Sanjana also took the time to reflect on my recent blog entry entitled Human Rights 2.0 and raised some important questions and concerns. Indeed, Sanjana has a wealth of practical experience in securing fundamental rights of peoples and communities at risk with the use of technology. I very much value his insights and checks on reality, which our ICT working group at the OCHA 5+ Symposium greatly benefited from.
Sanjana asks for a definition of what I mean by Human Rights 2.0:
Perhaps the term requires a more precise definition that I encourage Patrick to provide. What would Human Rights 1.0 for example be in contradistinction to Human Rights 2.0? And what are the markers that one has upgraded to Human Rights 2.0? And say for example that initiatives similar to Eyes on Darfur are able to prevent wide-scale massacres, but are powerless to prevent the arbitrary violence against citizens by repressive governments or the continued violation of language rights (with significant implications on the larger human rights context). Would that still be Human Rights 2.0?
For me, buzzwords du jour are less important than the meaningful empowerment of those whose lives are on the line when it comes to HR protection and who don’t have time to become experts in ICT. That’s our job. We all get a high when we see HR activists use our technology – they simply trust the system to deliver results they could not have otherwise achieved, in a manner and media of their own choosing and design. The underlying technology is, for them, invisible and unimportant. What matters is not Human Rights 2.0, but about being as much of a pain in the arse as possible to those who violate human rights, by recording for posterity and with as much detail as possible, crimes against humanity and human decency.
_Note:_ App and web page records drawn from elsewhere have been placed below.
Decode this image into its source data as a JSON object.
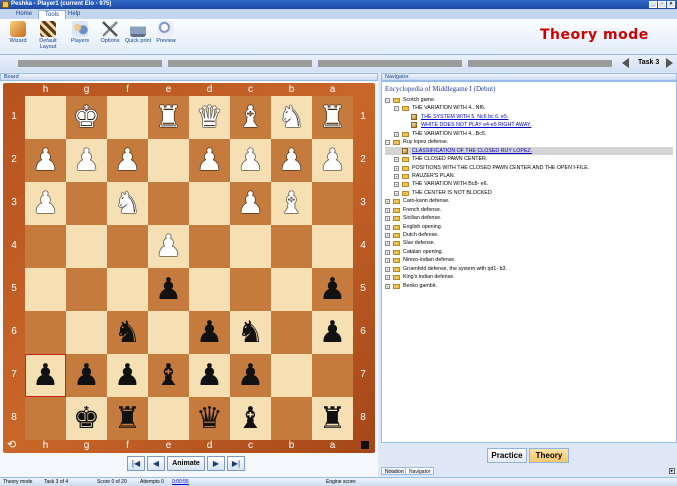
{
  "window": {
    "title": "Peshka - Player1 (current Elo - 975)"
  },
  "ribbon": {
    "tabs": [
      "Home",
      "Tools",
      "Help"
    ],
    "active_tab": "Tools",
    "buttons": [
      {
        "label": "Wizard",
        "icon": "wand-icon",
        "color": "#c96a1b"
      },
      {
        "label": "Default Layout",
        "icon": "layout-icon",
        "color": "#d89b2a"
      },
      {
        "label": "Players",
        "icon": "players-icon",
        "color": "#6a8fcc"
      },
      {
        "label": "Options",
        "icon": "tools-icon",
        "color": "#7d7d7d"
      },
      {
        "label": "Quick print",
        "icon": "printer-icon",
        "color": "#8aa0bd"
      },
      {
        "label": "Preview",
        "icon": "magnifier-icon",
        "color": "#b9c9e3"
      }
    ],
    "mode_label": "Theory mode"
  },
  "taskbar": {
    "task_label": "Task 3"
  },
  "board_panel": {
    "title": "Board"
  },
  "board": {
    "files": [
      "h",
      "g",
      "f",
      "e",
      "d",
      "c",
      "b",
      "a"
    ],
    "ranks": [
      "1",
      "2",
      "3",
      "4",
      "5",
      "6",
      "7",
      "8"
    ],
    "highlight": {
      "row": 6,
      "col": 0
    },
    "rows": [
      [
        "",
        "wK",
        "",
        "wR",
        "wQ",
        "wB",
        "wN",
        "wR"
      ],
      [
        "wP",
        "wP",
        "wP",
        "",
        "wP",
        "wP",
        "wP",
        "wP"
      ],
      [
        "wP",
        "",
        "wN",
        "",
        "",
        "wP",
        "wB",
        ""
      ],
      [
        "",
        "",
        "",
        "wP",
        "",
        "",
        "",
        ""
      ],
      [
        "",
        "",
        "",
        "bP",
        "",
        "",
        "",
        "bP"
      ],
      [
        "",
        "",
        "bN",
        "",
        "bP",
        "bN",
        "",
        "bP"
      ],
      [
        "bP",
        "bP",
        "bP",
        "bB",
        "bP",
        "bP",
        "",
        ""
      ],
      [
        "",
        "bK",
        "bR",
        "",
        "bQ",
        "bB",
        "",
        "bR"
      ]
    ]
  },
  "controls": {
    "animate_label": "Animate"
  },
  "navigator": {
    "panel_title": "Navigator",
    "book_title": "Encyclopedia of Middlegame I (Debut)",
    "tree": [
      {
        "level": 0,
        "label": "Scotch game.",
        "type": "folder",
        "expanded": true
      },
      {
        "level": 1,
        "label": "THE VARIATION WITH 4...Nf6.",
        "type": "folder",
        "expanded": true
      },
      {
        "level": 2,
        "label": "THE SYSTEM WITH 5. Nc6 bc 6. e5.",
        "type": "link"
      },
      {
        "level": 2,
        "label": "WHITE DOES NOT PLAY e4-e5 RIGHT AWAY.",
        "type": "link"
      },
      {
        "level": 1,
        "label": "THE VARIATION WITH 4...Bc5.",
        "type": "folder",
        "expanded": false
      },
      {
        "level": 0,
        "label": "Ruy lopez defense.",
        "type": "folder",
        "expanded": true
      },
      {
        "level": 1,
        "label": "CLASSIFICATION OF THE CLOSED RUY LOPEZ.",
        "type": "link",
        "selected": true
      },
      {
        "level": 1,
        "label": "THE CLOSED PAWN CENTER.",
        "type": "folder",
        "expanded": false
      },
      {
        "level": 1,
        "label": "POSITIONS WITH THE CLOSED PAWN CENTER AND THE OPEN f-FILE.",
        "type": "folder",
        "expanded": false
      },
      {
        "level": 1,
        "label": "RAUZER'S PLAN.",
        "type": "folder",
        "expanded": false
      },
      {
        "level": 1,
        "label": "THE VARIATION WITH Bc8- e6.",
        "type": "folder",
        "expanded": false
      },
      {
        "level": 1,
        "label": "THE CENTER IS NOT BLOCKED",
        "type": "folder",
        "expanded": false
      },
      {
        "level": 0,
        "label": "Caro-kann defense.",
        "type": "folder",
        "expanded": false
      },
      {
        "level": 0,
        "label": "French defense.",
        "type": "folder",
        "expanded": false
      },
      {
        "level": 0,
        "label": "Sicilian defense.",
        "type": "folder",
        "expanded": false
      },
      {
        "level": 0,
        "label": "English opening.",
        "type": "folder",
        "expanded": false
      },
      {
        "level": 0,
        "label": "Dutch defense.",
        "type": "folder",
        "expanded": false
      },
      {
        "level": 0,
        "label": "Slav defense.",
        "type": "folder",
        "expanded": false
      },
      {
        "level": 0,
        "label": "Catalan opening.",
        "type": "folder",
        "expanded": false
      },
      {
        "level": 0,
        "label": "Nimzo-indian defense.",
        "type": "folder",
        "expanded": false
      },
      {
        "level": 0,
        "label": "Gruenfeld defense, the system with qd1- b3.",
        "type": "folder",
        "expanded": false
      },
      {
        "level": 0,
        "label": "King's indian defense.",
        "type": "folder",
        "expanded": false
      },
      {
        "level": 0,
        "label": "Benko gambit.",
        "type": "folder",
        "expanded": false
      }
    ]
  },
  "modes": {
    "practice": "Practice",
    "theory": "Theory"
  },
  "doc_tabs": {
    "notation": "Notation",
    "navigator": "Navigator"
  },
  "status": {
    "mode": "Theory mode",
    "task": "Task 3 of 4",
    "score": "Score 0 of 20",
    "attempts": "Attempts 0",
    "time": "0:00:55",
    "engine": "Engine score:"
  },
  "colors": {
    "light_square": "#f5dfb3",
    "dark_square": "#c57b3d",
    "frame": "#b5521f",
    "mode_text": "#cc0000",
    "theory_active": "#f7c76a"
  }
}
I fully agree with Sanjana’s observations–indeed, who would not? Yes, Human Rights 2.0 is certainly a buzzword and I must confess (with head bowed in shame) that I enjoy the “creative writing” and entertaining analogies that Thomas Friedman is known for, e.g., “The Lexus and the Olive Tree“. That doesn’t mean I agree with most of his arguments.
In any case, yes, buzzwords are less important than the meaningful empowerment of those whose lives are on the line. Again, I hope that goes for all of us committed to civilian protection and human rights. Moreover, I fully share Sanjana’s conviction that what matters is to be as much of a pain in the backside to those who violate human rights as possible. Indeed, this is exactly how I answer questions from friends and colleagues regarding the topic of my dissertation: “Basically, I’m interested in how to [annoy] repressive regimes as much as possible using ICTs.”
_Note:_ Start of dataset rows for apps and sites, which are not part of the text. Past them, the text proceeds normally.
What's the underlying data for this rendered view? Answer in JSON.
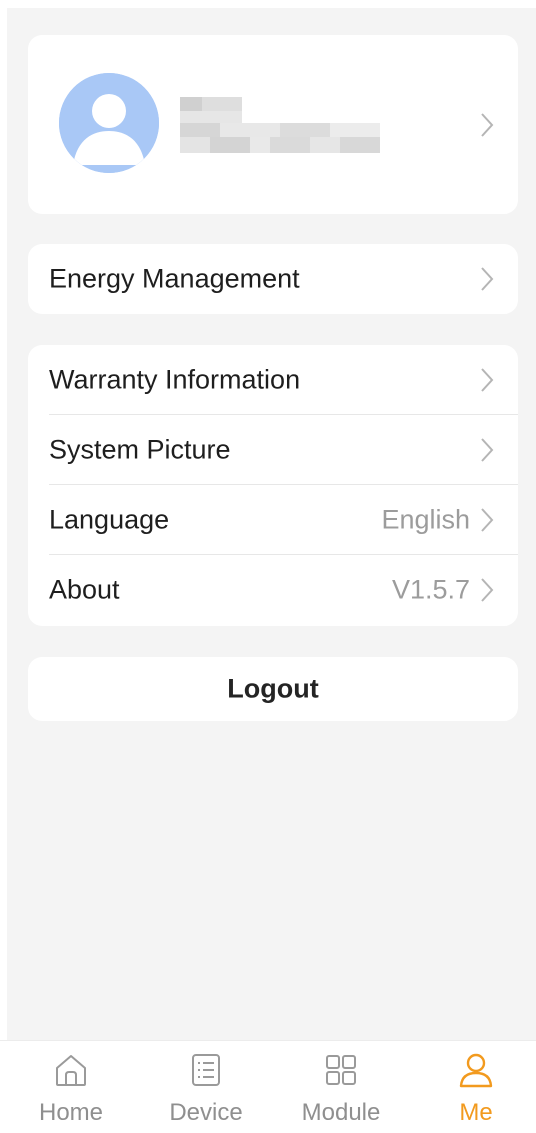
{
  "profile": {
    "name_redacted": true
  },
  "menu_primary": [
    {
      "label": "Energy Management"
    }
  ],
  "menu_settings": [
    {
      "label": "Warranty Information",
      "value": ""
    },
    {
      "label": "System Picture",
      "value": ""
    },
    {
      "label": "Language",
      "value": "English"
    },
    {
      "label": "About",
      "value": "V1.5.7"
    }
  ],
  "logout": {
    "label": "Logout"
  },
  "tabbar": {
    "tabs": [
      {
        "label": "Home",
        "icon": "home-icon",
        "active": false
      },
      {
        "label": "Device",
        "icon": "list-icon",
        "active": false
      },
      {
        "label": "Module",
        "icon": "grid-icon",
        "active": false
      },
      {
        "label": "Me",
        "icon": "user-icon",
        "active": true
      }
    ]
  },
  "colors": {
    "accent": "#f29a1e",
    "background": "#f4f4f4",
    "avatar": "#a9c8f6",
    "secondary_text": "#9c9c9c"
  }
}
So defining Human Rights 2.0 may really be more of an academic or theoretical exercise than one might care for. The purpose of my blog entry was simply to showcase a few hands-on projects that seek to employ technologies in innovative and practical ways. So while I would rather converse about the merits and challenges of those projects than seek a definition that meets the larger audience’s approval, here is my attempt nevertheless (with the understanding that I agree with all the qualifications articulated by Sanjana in his response).
My understanding of Web 2.0 is that it is a Social Web, and by that I mean a Read/Write Web, where user-generated content and peer-to-peer communication begins to eclipse traditional sources of information, ownership and communication architectures. (To this end, I’m a big fan of Yochai Benkler and his work on “The Wealth of Networks“). My use of Human Rights 2.0 is founded on the concept of people-centered human rights monitoring and protection. This approach is necessarily tied to my background in conflict early warning/response as well as my interest in nonviolent resistance and the potential of iRevolutions. To this end, I offer the following definition inspired from disaster early warning/response:
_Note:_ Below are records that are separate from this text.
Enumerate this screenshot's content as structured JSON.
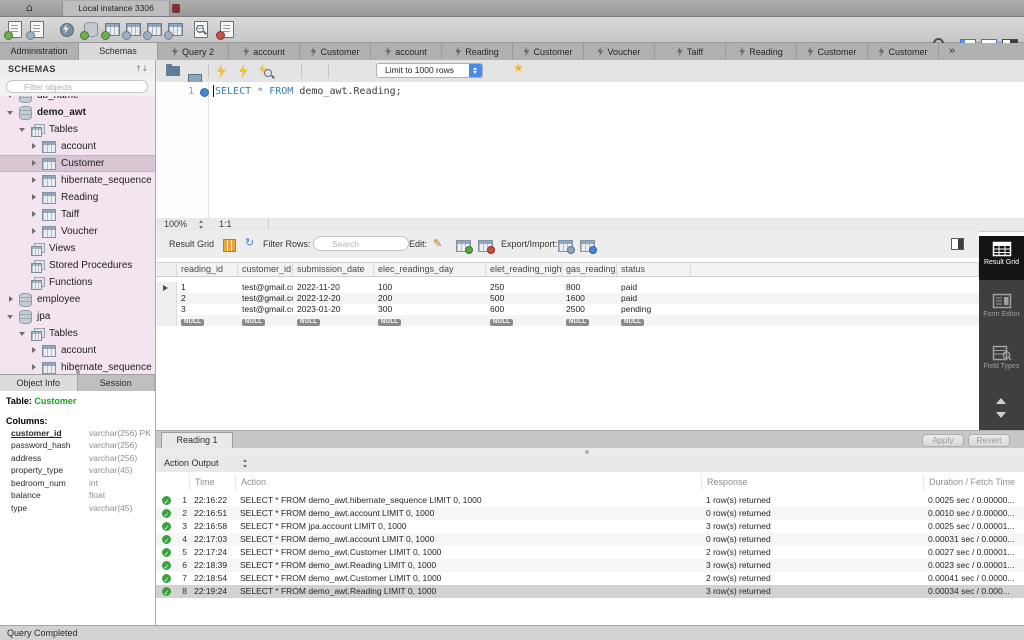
{
  "titlebar": {
    "window_tab": "Local instance 3306"
  },
  "icons": {
    "home": "⌂",
    "sort_arrows": "↑↓",
    "refresh": "↻",
    "star": "★",
    "pencil": "✎",
    "pilcrow": "¶",
    "check": "✓"
  },
  "tabbar": {
    "tabs": [
      "Administration",
      "Schemas",
      "Query 2",
      "account",
      "Customer",
      "account",
      "Reading",
      "Customer",
      "Voucher",
      "Taiff",
      "Reading",
      "Customer",
      "Customer"
    ],
    "overflow": "»"
  },
  "sidebar": {
    "title": "SCHEMAS",
    "filter_placeholder": "Filter objects",
    "tree": [
      {
        "label": "db_name"
      },
      {
        "label": "demo_awt"
      },
      {
        "label": "Tables"
      },
      {
        "label": "account"
      },
      {
        "label": "Customer"
      },
      {
        "label": "hibernate_sequence"
      },
      {
        "label": "Reading"
      },
      {
        "label": "Taiff"
      },
      {
        "label": "Voucher"
      },
      {
        "label": "Views"
      },
      {
        "label": "Stored Procedures"
      },
      {
        "label": "Functions"
      },
      {
        "label": "employee"
      },
      {
        "label": "jpa"
      },
      {
        "label": "Tables"
      },
      {
        "label": "account"
      },
      {
        "label": "hibernate_sequence"
      }
    ],
    "panel_tabs": [
      "Object Info",
      "Session"
    ],
    "object_info": {
      "table_label": "Table:",
      "table_name": "Customer",
      "columns_label": "Columns:",
      "columns": [
        {
          "name": "customer_id",
          "type": "varchar(256) PK"
        },
        {
          "name": "password_hash",
          "type": "varchar(256)"
        },
        {
          "name": "address",
          "type": "varchar(256)"
        },
        {
          "name": "property_type",
          "type": "varchar(45)"
        },
        {
          "name": "bedroom_num",
          "type": "int"
        },
        {
          "name": "balance",
          "type": "float"
        },
        {
          "name": "type",
          "type": "varchar(45)"
        }
      ]
    }
  },
  "editor_toolbar": {
    "limit_dropdown": "Limit to 1000 rows"
  },
  "editor": {
    "line_number": "1",
    "sql_keyword1": "SELECT",
    "sql_star": "*",
    "sql_keyword2": "FROM",
    "sql_rest": "demo_awt.Reading;",
    "zoom": "100%",
    "caret_pos": "1:1"
  },
  "result_grid": {
    "toolbar": {
      "title": "Result Grid",
      "filter_label": "Filter Rows:",
      "search_placeholder": "Search",
      "edit_label": "Edit:",
      "export_label": "Export/Import:"
    },
    "columns": [
      "reading_id",
      "customer_id",
      "submission_date",
      "elec_readings_day",
      "elet_reading_night",
      "gas_reading",
      "status"
    ],
    "rows": [
      [
        "1",
        "test@gmail.com",
        "2022-11-20",
        "100",
        "250",
        "800",
        "paid"
      ],
      [
        "2",
        "test@gmail.com",
        "2022-12-20",
        "200",
        "500",
        "1600",
        "paid"
      ],
      [
        "3",
        "test@gmail.com",
        "2023-01-20",
        "300",
        "600",
        "2500",
        "pending"
      ]
    ],
    "null_text": "NULL",
    "result_tab": "Reading 1",
    "apply_label": "Apply",
    "revert_label": "Revert"
  },
  "side_panel": {
    "items": [
      {
        "label": "Result Grid"
      },
      {
        "label": "Form Editor"
      },
      {
        "label": "Field Types"
      }
    ]
  },
  "action_output": {
    "title": "Action Output",
    "columns": {
      "time": "Time",
      "action": "Action",
      "response": "Response",
      "duration": "Duration / Fetch Time"
    },
    "rows": [
      {
        "index": "1",
        "time": "22:16:22",
        "action": "SELECT * FROM demo_awt.hibernate_sequence LIMIT 0, 1000",
        "response": "1 row(s) returned",
        "duration": "0.0025 sec / 0.00000..."
      },
      {
        "index": "2",
        "time": "22:16:51",
        "action": "SELECT * FROM demo_awt.account LIMIT 0, 1000",
        "response": "0 row(s) returned",
        "duration": "0.0010 sec / 0.00000..."
      },
      {
        "index": "3",
        "time": "22:16:58",
        "action": "SELECT * FROM jpa.account LIMIT 0, 1000",
        "response": "3 row(s) returned",
        "duration": "0.0025 sec / 0.00001..."
      },
      {
        "index": "4",
        "time": "22:17:03",
        "action": "SELECT * FROM demo_awt.account LIMIT 0, 1000",
        "response": "0 row(s) returned",
        "duration": "0.00031 sec / 0.0000..."
      },
      {
        "index": "5",
        "time": "22:17:24",
        "action": "SELECT * FROM demo_awt.Customer LIMIT 0, 1000",
        "response": "2 row(s) returned",
        "duration": "0.0027 sec / 0.00001..."
      },
      {
        "index": "6",
        "time": "22:18:39",
        "action": "SELECT * FROM demo_awt.Reading LIMIT 0, 1000",
        "response": "3 row(s) returned",
        "duration": "0.0023 sec / 0.00001..."
      },
      {
        "index": "7",
        "time": "22:18:54",
        "action": "SELECT * FROM demo_awt.Customer LIMIT 0, 1000",
        "response": "2 row(s) returned",
        "duration": "0.00041 sec / 0.0000..."
      },
      {
        "index": "8",
        "time": "22:19:24",
        "action": "SELECT * FROM demo_awt.Reading LIMIT 0, 1000",
        "response": "3 row(s) returned",
        "duration": "0.00034 sec / 0.000..."
      }
    ]
  },
  "statusbar": {
    "text": "Query Completed"
  },
  "colors": {
    "accent_blue": "#4a8ae8",
    "schema_pink": "#f2e5ef",
    "selection_pink": "#d8c5d4",
    "table_name_green": "#1ba227",
    "keyword_blue": "#3a7dbd",
    "panel_dark": "#3f3f3f"
  }
}
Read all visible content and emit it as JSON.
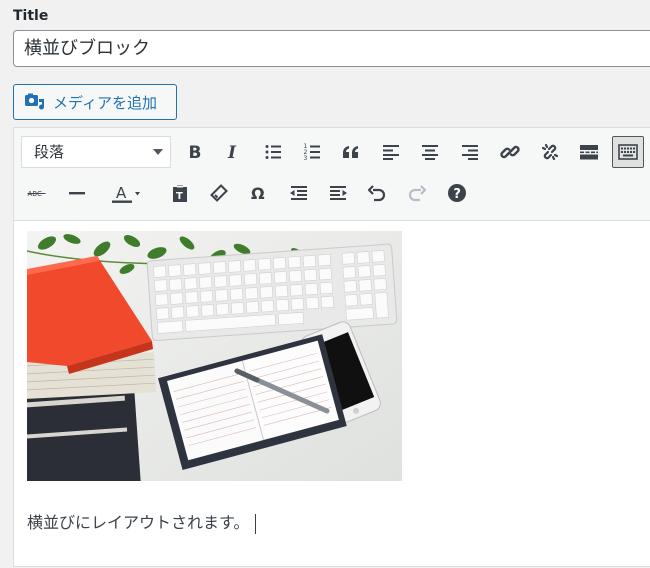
{
  "title_label": "Title",
  "title_value": "横並びブロック",
  "media_button": "メディアを追加",
  "format_select": "段落",
  "paragraph": "横並びにレイアウトされます。",
  "colors": {
    "accent": "#2271b1",
    "book_red": "#f0492b"
  },
  "toolbar": {
    "row1": [
      "bold-icon",
      "italic-icon",
      "bulleted-list-icon",
      "numbered-list-icon",
      "blockquote-icon",
      "align-left-icon",
      "align-center-icon",
      "align-right-icon",
      "insert-link-icon",
      "remove-link-icon",
      "read-more-icon",
      "toolbar-toggle-icon"
    ],
    "row2": [
      "strikethrough-icon",
      "horizontal-line-icon",
      "text-color-icon",
      "paste-as-text-icon",
      "clear-formatting-icon",
      "special-character-icon",
      "decrease-indent-icon",
      "increase-indent-icon",
      "undo-icon",
      "redo-icon",
      "help-icon"
    ]
  }
}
The objective of Human Rights 2.0 is to use ICTs to empower individuals and communities threatened by violence to act in sufficient time and in an appropriate manner so as to reduce the possibility of personal injury and loss of life.
The next step, as I recommended to AI during my conversations, is to provide local communities with access to the information depicted in very high resolution satellite imagery.
My use of the term Human Rights 2.0 highlights the potential contribution that new means/access to technologies can bring to the field of human rights, and does not imply a significant and irreversible process, let alone a Hegelian dialectic. Web 2.0 technology and related ICTs are not available or widespread in many countries around the world. At least this has been my experience while working in Morocco, the Western Sahara, Tunisia, the Gambia, Congro-Brazzaville, the Sudan, Uganda, Kenya, Ethiopia and most recently in Timor-Leste.